When you think about church marketing, do you picture signs with quips so cheesy they make you cringe? “Don’t give up! Moses was once a basket case too.” How about “our church is prayer conditioned”? Or maybe something about the term “church marketing” makes you uncomfortable. Churches aren’t growing businesses seeking to create a profit, after all.
But according to Center for Church Communication founder Brad Abare, church marketing happens in some form, whether or not it’s intentional—so if you’re helping with one, it’s best that you control the message.
In 2013, Barna found that 47% of Americans had not attended church in the past six months. Desperate to attract these people—especially millennials—some churches employ misleading marketing tactics. They’ll use trendy images representative of urban megachurches and pastors sporting skinny jeans. But when those twenty-somethings show up, they find a small, traditional country church. Others will mellow the message to draw people in, only to change their tune once they’ve reached the attendance numbers they need. It isn’t genuine—it’s hypocritical.

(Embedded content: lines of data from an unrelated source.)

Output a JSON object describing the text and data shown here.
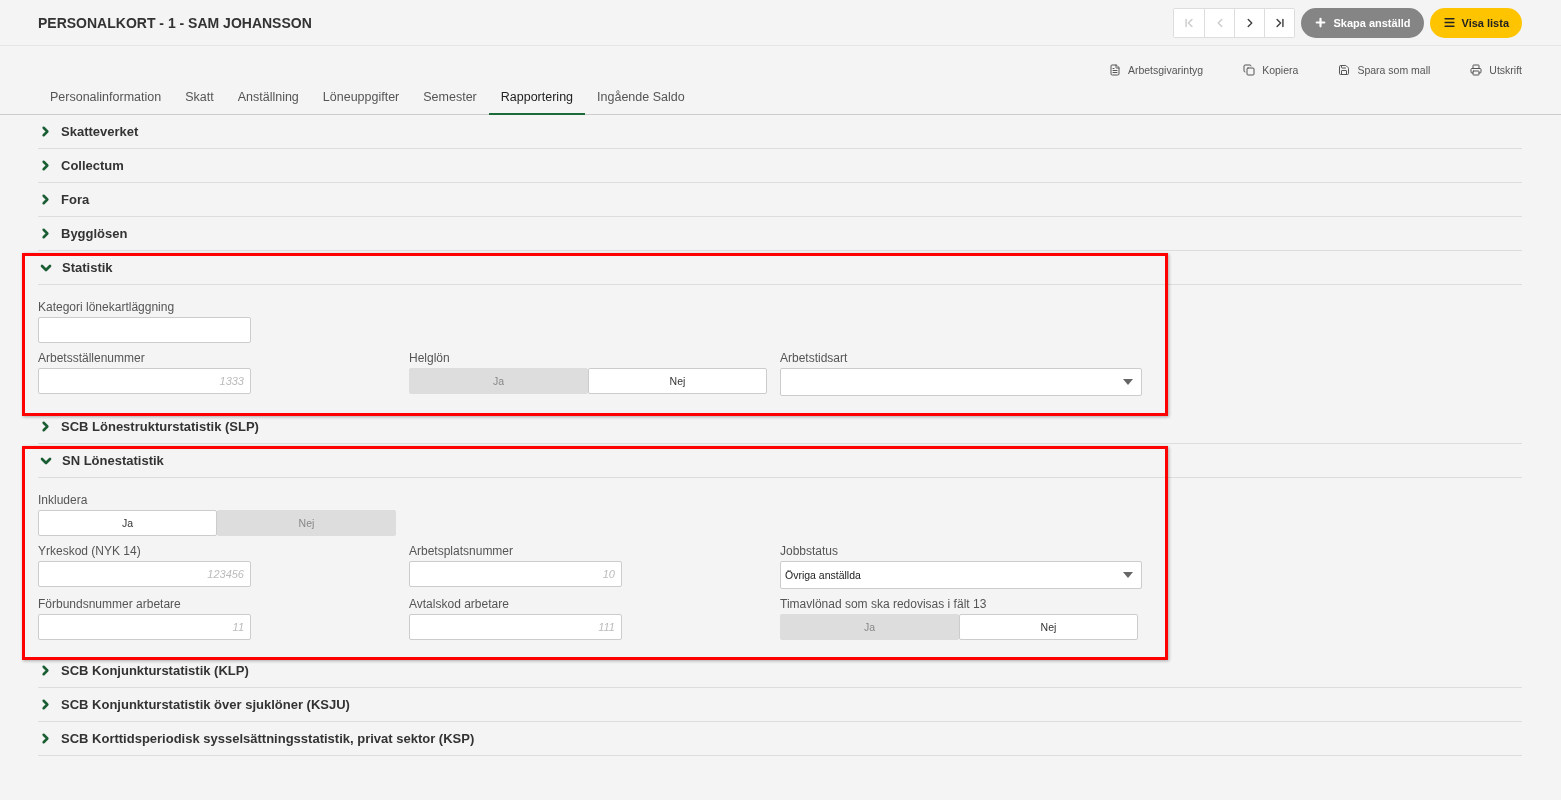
{
  "header": {
    "title": "PERSONALKORT - 1 - SAM JOHANSSON",
    "nav": [
      {
        "kind": "first",
        "disabled": true
      },
      {
        "kind": "prev",
        "disabled": true
      },
      {
        "kind": "next",
        "disabled": false
      },
      {
        "kind": "last",
        "disabled": false
      }
    ],
    "create_button": "Skapa anställd",
    "list_button": "Visa lista"
  },
  "actions": [
    {
      "kind": "document",
      "label": "Arbetsgivarintyg"
    },
    {
      "kind": "copy",
      "label": "Kopiera"
    },
    {
      "kind": "save",
      "label": "Spara som mall"
    },
    {
      "kind": "print",
      "label": "Utskrift"
    }
  ],
  "tabs": [
    {
      "label": "Personalinformation",
      "selected": false
    },
    {
      "label": "Skatt",
      "selected": false
    },
    {
      "label": "Anställning",
      "selected": false
    },
    {
      "label": "Löneuppgifter",
      "selected": false
    },
    {
      "label": "Semester",
      "selected": false
    },
    {
      "label": "Rapportering",
      "selected": true
    },
    {
      "label": "Ingående Saldo",
      "selected": false
    }
  ],
  "sections": [
    {
      "title": "Skatteverket",
      "expanded": false,
      "highlighted": false
    },
    {
      "title": "Collectum",
      "expanded": false,
      "highlighted": false
    },
    {
      "title": "Fora",
      "expanded": false,
      "highlighted": false
    },
    {
      "title": "Bygglösen",
      "expanded": false,
      "highlighted": false
    },
    {
      "title": "Statistik",
      "expanded": true,
      "highlighted": true,
      "rows": [
        [
          {
            "kind": "text",
            "label": "Kategori lönekartläggning"
          }
        ],
        [
          {
            "kind": "text",
            "label": "Arbetsställenummer",
            "placeholder": "1333"
          },
          {
            "kind": "toggle",
            "label": "Helglön",
            "options": [
              {
                "label": "Ja",
                "selected": false
              },
              {
                "label": "Nej",
                "selected": true
              }
            ]
          },
          {
            "kind": "select",
            "label": "Arbetstidsart"
          }
        ]
      ]
    },
    {
      "title": "SCB Lönestrukturstatistik (SLP)",
      "expanded": false,
      "highlighted": false
    },
    {
      "title": "SN Lönestatistik",
      "expanded": true,
      "highlighted": true,
      "rows": [
        [
          {
            "kind": "toggle",
            "label": "Inkludera",
            "options": [
              {
                "label": "Ja",
                "selected": true
              },
              {
                "label": "Nej",
                "selected": false
              }
            ]
          }
        ],
        [
          {
            "kind": "text",
            "label": "Yrkeskod (NYK 14)",
            "placeholder": "123456"
          },
          {
            "kind": "text",
            "label": "Arbetsplatsnummer",
            "placeholder": "10"
          },
          {
            "kind": "select",
            "label": "Jobbstatus",
            "value": "Övriga anställda"
          }
        ],
        [
          {
            "kind": "text",
            "label": "Förbundsnummer arbetare",
            "placeholder": "11"
          },
          {
            "kind": "text",
            "label": "Avtalskod arbetare",
            "placeholder": "111"
          },
          {
            "kind": "toggle",
            "label": "Timavlönad som ska redovisas i fält 13",
            "options": [
              {
                "label": "Ja",
                "selected": false
              },
              {
                "label": "Nej",
                "selected": true
              }
            ]
          }
        ]
      ]
    },
    {
      "title": "SCB Konjunkturstatistik (KLP)",
      "expanded": false,
      "highlighted": false
    },
    {
      "title": "SCB Konjunkturstatistik över sjuklöner (KSJU)",
      "expanded": false,
      "highlighted": false
    },
    {
      "title": "SCB Korttidsperiodisk sysselsättningsstatistik, privat sektor (KSP)",
      "expanded": false,
      "highlighted": false
    }
  ]
}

More than in any other industry, authenticity is the most important element of church marketing. People won’t stick around a church they can’t trust. Regardless of denomination, size, or culture, honesty is what wins people over.
Here’s how some churches are using online marketing to attract new visitors.
Events, from trade shows to fairs to local festivals to business conferences, have the potential to be fun, valuable learning experiences that delight guests and leave a lasting impression. In fact, according to a Center for Exhibition Industry Research study, 86% of those who attend events believe they are “highly valuable” in helping reinforce brand awareness, and 80% say they help with new product or service launches.
However, holding an event takes a lot of hard work. The venue has to be booked, the vendors or guests have to be contacted and scheduled, and don’t forget about the entertainment, breakout sessions, and meals. Somewhere between making half a dozen phone calls to the venue to confirm the size of a meeting room while trying to simultaneously research flight information for a speaker and lunch options that won’t cost several thousand dollars, you might realize that you forgot to market your event.
That’s where we come in
Event marketing can be confusing, time-consuming, and just plain frustrating for anyone who hasn’t done it before. If you’re not a marketer by profession — or even if you’re just not familiar with how to promote events — you may not have any idea where to start.
That’s what led to the idea of compiling a list of online event marketing tips. We wanted to give event organizers a starting point for their marketing efforts, and some new ideas for anyone who may be looking for a fresh take on their event marketing.
In January of this year, for the first time in history, more Americans used mobile apps to access the Internet than desktops and laptops. With 55% of web traffic now coming from mobile devices, if you don’t already have a mobile-friendly website or app, you may be more than a little nervous.
Business owners who are looking to reach more consumers on their mobile devices may be struggling with one big decision, however: do they need a mobile website or a mobile app? Which is the best way to reach the most people, drive the most traffic, and make the shopping or browsing experience most convenient?
If you’re leaning in the direction of having an app developed for your brand or business, you may not really even need one. Apps have distinct advantages for different types of businesses, but for others, mobile websites will work just fine. Read on to learn more about the difference between mobile sites and apps, when each is best, and how you should decide between the two.
For such a large company, Google is notoriously difficult to contact. Where most companies would list a big phone number and contact form, Google’s “Contact us” page sports a plethora of options, drop-down menus, and links to other pages.
As an Internet marketing company, we work with Google fairly frequently, to the point that we’ve managed to become familiar with their myriad of confusing contact preferences. Rather than keep these secrets to ourselves, we thought it might be nice to share them with you. Hopefully this will make your life a little easier the next time you want to get in touch with a real person at Google!
We continue to roll on with our InterviewFX series, talking to business owners, authors, and more. Today we’re talking to Mark Sanborn, speaker and author of The Fred Factor: How Passion In Your Work and Life Can Turn the Ordinary Into the Extraordinary, which has sold nearly two million copies to date.
We recently included The Fred Factor in our list of “5 Best Workplace Productivity & Positivity Books” and highly recommend it due to its universal ideas that everyone can put into practice. Mark talks about how you don’t have to have a dream job like a rock star or athlete to make a difference. Anyone, from the garbage man to the person delivering mail, can have a positive impact.
Check out what Mark has to say!
While it’s not often thought about as such, pattern recognition is a huge part of marketing and business acumen as a whole. Identifying patterns in consumer behavior, client interaction, or sales is vital.
Patterns play a huge role in Internet marketing, too. A huge part of Google’s algorithm is based on pattern recognition.
Fortunately for business owners, using patterns doesn’t require a PHD or a bunch of fancy programs. You can use tools like Google Analytics, Microsoft Excel, and old-fashioned pen and paper to help identify and capitalize on yearly sales patterns for your business.